▸ Directions for this task
Whenever a line in this data holds the word "Silvaco", report that line in full.
****************
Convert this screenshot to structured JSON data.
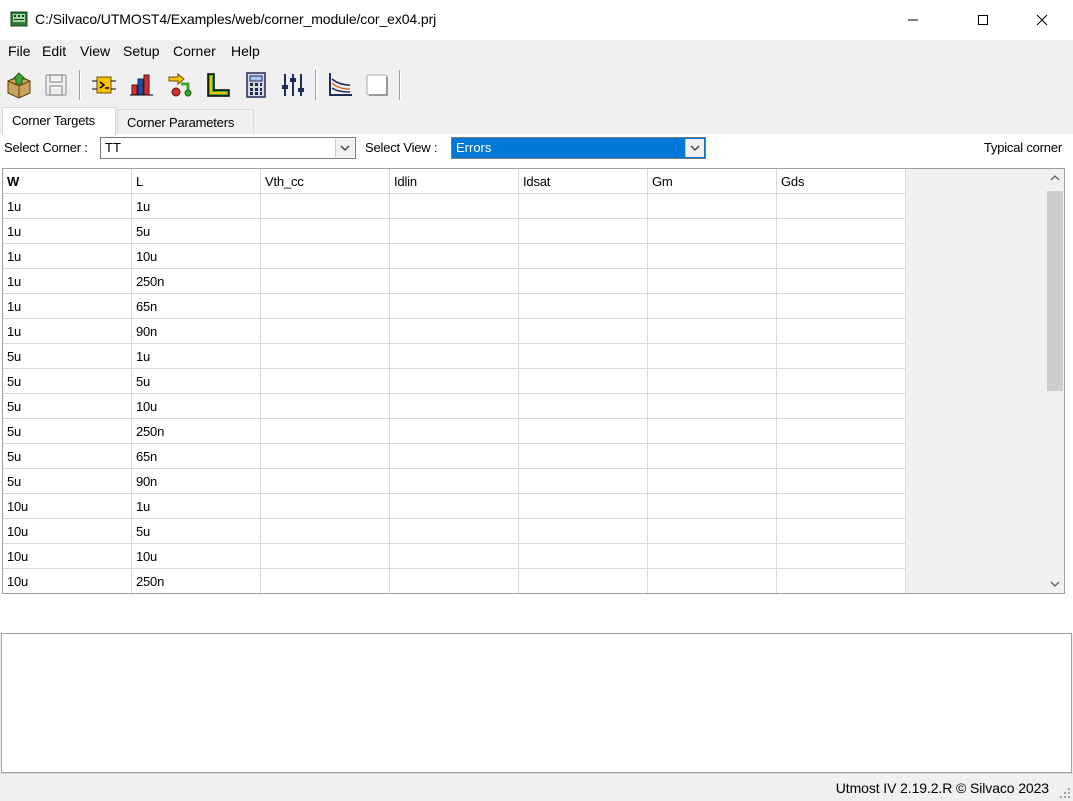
{
  "window": {
    "title": "C:/Silvaco/UTMOST4/Examples/web/corner_module/cor_ex04.prj",
    "controls": [
      "minimize",
      "maximize",
      "close"
    ]
  },
  "menu": [
    "File",
    "Edit",
    "View",
    "Setup",
    "Corner",
    "Help"
  ],
  "toolbar": {
    "icons": [
      "open-project-icon",
      "save-icon",
      "module-icon",
      "bar-chart-icon",
      "flow-icon",
      "corner-l-icon",
      "calculator-icon",
      "sliders-icon",
      "plot-curves-icon",
      "blank-page-icon"
    ]
  },
  "tabs": [
    {
      "label": "Corner Targets",
      "active": true
    },
    {
      "label": "Corner Parameters",
      "active": false
    }
  ],
  "filter": {
    "corner_label": "Select Corner :",
    "corner_value": "TT",
    "view_label": "Select View :",
    "view_value": "Errors",
    "right_text": "Typical corner"
  },
  "table": {
    "headers": [
      "W",
      "L",
      "Vth_cc",
      "Idlin",
      "Idsat",
      "Gm",
      "Gds"
    ],
    "rows": [
      [
        "1u",
        "1u",
        "",
        "",
        "",
        "",
        ""
      ],
      [
        "1u",
        "5u",
        "",
        "",
        "",
        "",
        ""
      ],
      [
        "1u",
        "10u",
        "",
        "",
        "",
        "",
        ""
      ],
      [
        "1u",
        "250n",
        "",
        "",
        "",
        "",
        ""
      ],
      [
        "1u",
        "65n",
        "",
        "",
        "",
        "",
        ""
      ],
      [
        "1u",
        "90n",
        "",
        "",
        "",
        "",
        ""
      ],
      [
        "5u",
        "1u",
        "",
        "",
        "",
        "",
        ""
      ],
      [
        "5u",
        "5u",
        "",
        "",
        "",
        "",
        ""
      ],
      [
        "5u",
        "10u",
        "",
        "",
        "",
        "",
        ""
      ],
      [
        "5u",
        "250n",
        "",
        "",
        "",
        "",
        ""
      ],
      [
        "5u",
        "65n",
        "",
        "",
        "",
        "",
        ""
      ],
      [
        "5u",
        "90n",
        "",
        "",
        "",
        "",
        ""
      ],
      [
        "10u",
        "1u",
        "",
        "",
        "",
        "",
        ""
      ],
      [
        "10u",
        "5u",
        "",
        "",
        "",
        "",
        ""
      ],
      [
        "10u",
        "10u",
        "",
        "",
        "",
        "",
        ""
      ],
      [
        "10u",
        "250n",
        "",
        "",
        "",
        "",
        ""
      ]
    ]
  },
  "status": "Utmost IV 2.19.2.R © Silvaco 2023",
  "colors": {
    "selection": "#0078d7",
    "chrome": "#f0f0f0",
    "grid_line": "#d8d8d8"
  }
}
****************
▸ Your solution
    "title": "C:/Silvaco/UTMOST4/Examples/web/corner_module/cor_ex04.prj",
  "status": "Utmost IV 2.19.2.R © Silvaco 2023",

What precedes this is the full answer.